WORK TO BE COMPLETED
The response must reproduce every record below without alteration.

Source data
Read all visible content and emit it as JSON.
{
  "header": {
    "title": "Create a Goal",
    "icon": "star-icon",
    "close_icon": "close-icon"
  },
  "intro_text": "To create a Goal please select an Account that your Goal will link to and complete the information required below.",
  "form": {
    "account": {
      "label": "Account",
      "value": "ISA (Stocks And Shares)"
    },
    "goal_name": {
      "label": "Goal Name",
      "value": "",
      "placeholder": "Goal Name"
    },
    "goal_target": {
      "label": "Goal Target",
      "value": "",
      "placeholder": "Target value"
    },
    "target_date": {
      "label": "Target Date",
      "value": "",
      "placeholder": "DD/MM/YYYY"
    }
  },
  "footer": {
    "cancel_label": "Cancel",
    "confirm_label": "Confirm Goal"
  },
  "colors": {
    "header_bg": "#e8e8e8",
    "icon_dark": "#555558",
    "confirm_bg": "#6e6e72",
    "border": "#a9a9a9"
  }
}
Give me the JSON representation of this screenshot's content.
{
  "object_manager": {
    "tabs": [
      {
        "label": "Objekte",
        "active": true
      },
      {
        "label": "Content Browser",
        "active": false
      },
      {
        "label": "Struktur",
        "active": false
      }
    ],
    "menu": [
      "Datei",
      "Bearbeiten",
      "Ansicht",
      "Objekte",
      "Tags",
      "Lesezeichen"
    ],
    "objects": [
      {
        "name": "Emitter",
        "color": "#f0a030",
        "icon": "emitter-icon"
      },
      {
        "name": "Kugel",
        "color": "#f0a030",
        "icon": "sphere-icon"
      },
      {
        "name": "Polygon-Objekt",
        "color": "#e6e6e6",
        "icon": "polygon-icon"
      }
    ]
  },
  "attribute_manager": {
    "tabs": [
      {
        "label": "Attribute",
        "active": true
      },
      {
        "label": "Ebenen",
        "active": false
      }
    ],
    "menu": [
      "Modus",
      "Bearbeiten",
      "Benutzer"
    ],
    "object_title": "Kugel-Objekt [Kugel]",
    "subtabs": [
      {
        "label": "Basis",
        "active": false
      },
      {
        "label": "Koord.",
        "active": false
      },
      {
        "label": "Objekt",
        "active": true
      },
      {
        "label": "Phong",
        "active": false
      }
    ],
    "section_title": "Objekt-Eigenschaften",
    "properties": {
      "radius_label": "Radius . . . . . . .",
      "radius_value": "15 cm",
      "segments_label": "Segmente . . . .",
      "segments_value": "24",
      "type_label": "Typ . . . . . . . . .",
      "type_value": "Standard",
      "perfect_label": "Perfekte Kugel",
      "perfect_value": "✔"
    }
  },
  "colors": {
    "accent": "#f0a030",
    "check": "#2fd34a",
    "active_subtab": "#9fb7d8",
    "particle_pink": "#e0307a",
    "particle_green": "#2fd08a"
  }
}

WRITTEN ANSWER
Read all visible content and emit it as JSON.
{
  "header": {
    "title": "Create a Goal",
    "icon": "star-icon",
    "close_icon": "close-icon"
  },
  "intro_text": "To create a Goal please select an Account that your Goal will link to and complete the information required below.",
  "form": {
    "account": {
      "label": "Account",
      "value": "ISA (Stocks And Shares)"
    },
    "goal_name": {
      "label": "Goal Name",
      "value": "",
      "placeholder": "Goal Name"
    },
    "goal_target": {
      "label": "Goal Target",
      "value": "",
      "placeholder": "Target value"
    },
    "target_date": {
      "label": "Target Date",
      "value": "",
      "placeholder": "DD/MM/YYYY"
    }
  },
  "footer": {
    "cancel_label": "Cancel",
    "confirm_label": "Confirm Goal"
  },
  "colors": {
    "header_bg": "#e8e8e8",
    "icon_dark": "#555558",
    "confirm_bg": "#6e6e72",
    "border": "#a9a9a9"
  }
}
Give me the JSON representation of this screenshot's content.
{
  "object_manager": {
    "tabs": [
      {
        "label": "Objekte",
        "active": true
      },
      {
        "label": "Content Browser",
        "active": false
      },
      {
        "label": "Struktur",
        "active": false
      }
    ],
    "menu": [
      "Datei",
      "Bearbeiten",
      "Ansicht",
      "Objekte",
      "Tags",
      "Lesezeichen"
    ],
    "objects": [
      {
        "name": "Emitter",
        "color": "#f0a030",
        "icon": "emitter-icon"
      },
      {
        "name": "Kugel",
        "color": "#f0a030",
        "icon": "sphere-icon"
      },
      {
        "name": "Polygon-Objekt",
        "color": "#e6e6e6",
        "icon": "polygon-icon"
      }
    ]
  },
  "attribute_manager": {
    "tabs": [
      {
        "label": "Attribute",
        "active": true
      },
      {
        "label": "Ebenen",
        "active": false
      }
    ],
    "menu": [
      "Modus",
      "Bearbeiten",
      "Benutzer"
    ],
    "object_title": "Kugel-Objekt [Kugel]",
    "subtabs": [
      {
        "label": "Basis",
        "active": false
      },
      {
        "label": "Koord.",
        "active": false
      },
      {
        "label": "Objekt",
        "active": true
      },
      {
        "label": "Phong",
        "active": false
      }
    ],
    "section_title": "Objekt-Eigenschaften",
    "properties": {
      "radius_label": "Radius . . . . . . .",
      "radius_value": "15 cm",
      "segments_label": "Segmente . . . .",
      "segments_value": "24",
      "type_label": "Typ . . . . . . . . .",
      "type_value": "Standard",
      "perfect_label": "Perfekte Kugel",
      "perfect_value": "✔"
    }
  },
  "colors": {
    "accent": "#f0a030",
    "check": "#2fd34a",
    "active_subtab": "#9fb7d8",
    "particle_pink": "#e0307a",
    "particle_green": "#2fd08a"
  }
}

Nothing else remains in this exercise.